● **MATERIAL SHOWN**
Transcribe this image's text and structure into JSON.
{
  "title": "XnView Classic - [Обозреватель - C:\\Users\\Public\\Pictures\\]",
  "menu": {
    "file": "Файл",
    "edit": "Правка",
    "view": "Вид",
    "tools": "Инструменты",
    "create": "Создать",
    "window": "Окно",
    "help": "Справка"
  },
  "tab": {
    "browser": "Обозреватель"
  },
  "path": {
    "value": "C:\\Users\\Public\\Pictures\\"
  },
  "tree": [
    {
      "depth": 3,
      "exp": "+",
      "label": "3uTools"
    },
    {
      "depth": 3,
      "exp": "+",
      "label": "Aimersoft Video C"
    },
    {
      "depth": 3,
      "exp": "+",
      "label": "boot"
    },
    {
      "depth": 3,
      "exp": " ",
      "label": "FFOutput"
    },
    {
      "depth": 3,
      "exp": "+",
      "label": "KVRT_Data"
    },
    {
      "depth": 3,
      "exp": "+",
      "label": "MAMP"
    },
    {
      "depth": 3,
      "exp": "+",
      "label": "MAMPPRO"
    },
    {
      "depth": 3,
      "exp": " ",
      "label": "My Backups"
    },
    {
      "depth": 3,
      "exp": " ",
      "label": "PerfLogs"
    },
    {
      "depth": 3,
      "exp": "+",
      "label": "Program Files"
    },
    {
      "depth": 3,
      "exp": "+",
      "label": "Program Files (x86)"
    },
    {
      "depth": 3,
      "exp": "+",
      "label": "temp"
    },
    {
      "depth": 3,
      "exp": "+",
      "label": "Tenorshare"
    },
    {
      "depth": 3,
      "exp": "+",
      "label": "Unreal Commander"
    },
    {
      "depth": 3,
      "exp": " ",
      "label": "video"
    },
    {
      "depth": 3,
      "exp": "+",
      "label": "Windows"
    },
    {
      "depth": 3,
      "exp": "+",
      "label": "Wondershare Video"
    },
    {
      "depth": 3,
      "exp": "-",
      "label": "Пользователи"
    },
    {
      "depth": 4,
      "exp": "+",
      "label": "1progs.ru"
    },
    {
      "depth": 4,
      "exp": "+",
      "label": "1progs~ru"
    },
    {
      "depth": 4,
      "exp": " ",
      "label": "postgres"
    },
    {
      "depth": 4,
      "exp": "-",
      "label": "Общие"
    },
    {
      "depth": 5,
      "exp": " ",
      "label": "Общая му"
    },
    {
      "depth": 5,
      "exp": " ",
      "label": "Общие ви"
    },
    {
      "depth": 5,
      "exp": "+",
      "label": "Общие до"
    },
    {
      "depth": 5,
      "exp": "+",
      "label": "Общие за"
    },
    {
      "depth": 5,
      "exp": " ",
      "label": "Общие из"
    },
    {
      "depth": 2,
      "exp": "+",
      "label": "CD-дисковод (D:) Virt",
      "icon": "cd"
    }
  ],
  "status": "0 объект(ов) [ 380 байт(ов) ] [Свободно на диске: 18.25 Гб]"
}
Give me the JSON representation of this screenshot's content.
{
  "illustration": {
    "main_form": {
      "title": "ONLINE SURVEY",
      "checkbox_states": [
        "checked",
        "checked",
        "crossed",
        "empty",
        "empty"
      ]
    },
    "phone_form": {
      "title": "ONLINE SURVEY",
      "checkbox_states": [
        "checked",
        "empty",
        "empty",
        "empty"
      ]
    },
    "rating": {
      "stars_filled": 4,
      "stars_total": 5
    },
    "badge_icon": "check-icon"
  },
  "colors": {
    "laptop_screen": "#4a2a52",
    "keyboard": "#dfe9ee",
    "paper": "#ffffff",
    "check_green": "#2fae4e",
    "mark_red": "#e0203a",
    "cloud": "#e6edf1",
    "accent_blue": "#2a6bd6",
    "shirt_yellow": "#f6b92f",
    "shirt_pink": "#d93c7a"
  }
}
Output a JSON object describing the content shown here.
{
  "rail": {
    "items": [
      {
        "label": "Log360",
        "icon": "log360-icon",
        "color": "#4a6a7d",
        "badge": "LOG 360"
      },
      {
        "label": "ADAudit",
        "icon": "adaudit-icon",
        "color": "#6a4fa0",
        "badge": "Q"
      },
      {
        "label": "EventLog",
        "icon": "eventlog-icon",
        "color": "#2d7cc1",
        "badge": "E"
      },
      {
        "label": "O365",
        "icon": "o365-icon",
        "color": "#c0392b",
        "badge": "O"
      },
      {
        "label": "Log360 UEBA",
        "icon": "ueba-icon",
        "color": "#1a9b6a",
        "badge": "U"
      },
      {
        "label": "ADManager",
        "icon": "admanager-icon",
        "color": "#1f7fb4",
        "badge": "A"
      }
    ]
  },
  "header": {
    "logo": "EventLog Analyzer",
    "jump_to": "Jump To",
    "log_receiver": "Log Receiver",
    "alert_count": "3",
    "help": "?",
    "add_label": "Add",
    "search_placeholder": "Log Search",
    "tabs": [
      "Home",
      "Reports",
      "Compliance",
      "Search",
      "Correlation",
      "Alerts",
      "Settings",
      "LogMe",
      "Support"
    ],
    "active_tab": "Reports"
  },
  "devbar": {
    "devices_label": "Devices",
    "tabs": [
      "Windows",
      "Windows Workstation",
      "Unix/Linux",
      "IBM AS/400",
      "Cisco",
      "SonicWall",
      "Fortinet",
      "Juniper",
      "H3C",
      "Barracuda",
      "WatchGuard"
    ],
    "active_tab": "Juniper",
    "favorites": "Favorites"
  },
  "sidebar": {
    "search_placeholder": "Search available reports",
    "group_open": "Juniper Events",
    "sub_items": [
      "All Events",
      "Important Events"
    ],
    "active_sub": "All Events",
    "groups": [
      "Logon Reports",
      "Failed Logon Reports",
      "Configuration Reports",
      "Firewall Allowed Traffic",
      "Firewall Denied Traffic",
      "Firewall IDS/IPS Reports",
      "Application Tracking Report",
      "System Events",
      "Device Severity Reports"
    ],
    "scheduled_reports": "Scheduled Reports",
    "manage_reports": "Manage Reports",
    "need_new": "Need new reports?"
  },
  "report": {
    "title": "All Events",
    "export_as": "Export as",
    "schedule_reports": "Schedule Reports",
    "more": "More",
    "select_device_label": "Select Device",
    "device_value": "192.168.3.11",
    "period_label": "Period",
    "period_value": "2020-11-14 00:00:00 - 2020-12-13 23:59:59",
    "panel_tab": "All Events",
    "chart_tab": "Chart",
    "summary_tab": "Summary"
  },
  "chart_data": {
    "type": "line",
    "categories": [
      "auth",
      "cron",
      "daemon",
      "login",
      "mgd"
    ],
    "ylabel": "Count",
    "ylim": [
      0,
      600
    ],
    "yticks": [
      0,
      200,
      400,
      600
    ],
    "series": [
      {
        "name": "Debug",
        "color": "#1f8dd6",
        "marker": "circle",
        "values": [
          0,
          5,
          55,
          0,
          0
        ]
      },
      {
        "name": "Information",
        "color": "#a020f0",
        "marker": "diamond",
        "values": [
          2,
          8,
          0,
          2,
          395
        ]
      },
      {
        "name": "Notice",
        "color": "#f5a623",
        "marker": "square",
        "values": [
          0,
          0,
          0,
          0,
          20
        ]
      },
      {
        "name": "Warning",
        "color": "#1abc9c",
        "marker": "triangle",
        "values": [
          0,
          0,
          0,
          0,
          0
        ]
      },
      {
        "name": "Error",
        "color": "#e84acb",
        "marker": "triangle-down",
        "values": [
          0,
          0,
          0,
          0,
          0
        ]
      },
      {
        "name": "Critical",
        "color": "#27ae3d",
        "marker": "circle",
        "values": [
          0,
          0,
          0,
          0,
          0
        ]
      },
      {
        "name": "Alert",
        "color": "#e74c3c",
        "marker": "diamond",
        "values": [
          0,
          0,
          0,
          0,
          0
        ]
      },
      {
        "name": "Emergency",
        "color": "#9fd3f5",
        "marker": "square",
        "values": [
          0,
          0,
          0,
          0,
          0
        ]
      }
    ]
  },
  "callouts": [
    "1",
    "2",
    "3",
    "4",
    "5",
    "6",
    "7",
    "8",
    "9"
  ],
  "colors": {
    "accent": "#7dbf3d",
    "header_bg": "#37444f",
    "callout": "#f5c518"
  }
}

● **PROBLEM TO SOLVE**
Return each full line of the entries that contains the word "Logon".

● **RESPONSE TO THE EXERCISE**
      "Logon Reports",
      "Failed Logon Reports",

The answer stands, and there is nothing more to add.